The capital campaign thermometer in front of Good Cheers Food Bank and item donation center in Bayview took a significant jump up with the announcement Friday of a $100,000 challenge grant from the Bill and Melinda Gates Foundation and a $25,000 grant from the Glaser Foundation.
That brings the fundraising total to $918,000 of its $1.4 million goal.
This is great news for Good Cheer, said campaign co-chairman Jack Hoover. These grants, especially the challenge grant, give us renewed energy to reach out and request donations from within our own South Whidbey community, he added.
News of the grants came shortly after the death of Dick Collins, a well-known consultant in nonprofit fundraising, who designed Good Cheers capital campaign.
Dick was an amazing leader who fought a brave fight against cancer, said campaign co-chairman Bob Olson.
He cared deeply about Good Cheer and wanted to see this campaign through to the end. Our team wants to complete this campaign as a tribute to Dick, as well of course, to enable the food bank to meet growing food needs on South Whidbey well into the future, Olson said.
Phase One of the campaign involved the purchase and relocation of the food bank from its cramped quarters at the back of the charitys Langley Thrift Store to Bayview last October. The move came just in time to help families deal with layoffs at Nichols Brothers Boat Builders, and though many workers were hired back, other South Whidbey families have taken their place and the number of clients keeps on growing.
With ever-higher fuel and food prices, more lower-income working families are feeling the squeeze and turning to the food bank for help, said Kathy McLaughlin, Good Cheers executive director.
We are currently serving about
18 percent of the South Whidbey community, and expect this number to increase, she added.
The food bank has also seen a 50 percent jump in its own food costs for the past two months.
Phase Two of the campaign is designed to help meet escalating costs through increased sales at Good Cheers main source of revenue, its Langley Thrift Store. It will be extensively renovated to create more retail space.
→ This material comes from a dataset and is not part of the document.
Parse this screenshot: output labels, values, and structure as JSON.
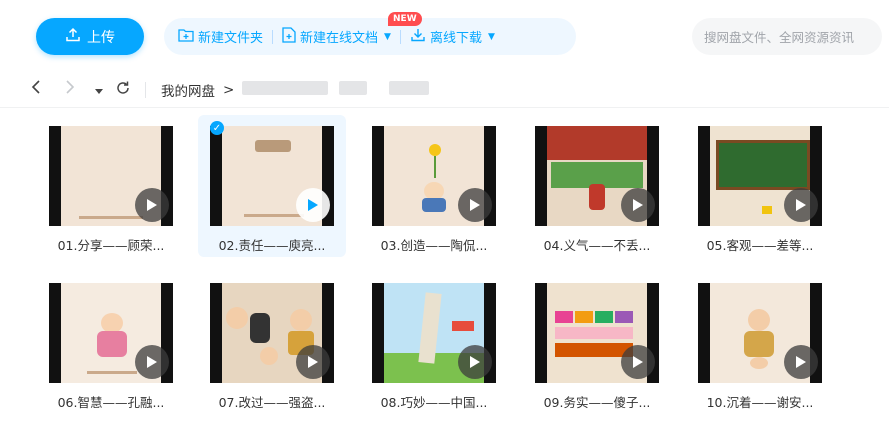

The two recent grants join a list of others such as the Employees Community Fund of Boeing Puget Sound, the D.V. and Ida J. McEachern Charitable Trust, the Norcliffe Family Foundation and the Bob and Carol Dickson Foundation.
Additional grant proposals are under consideration.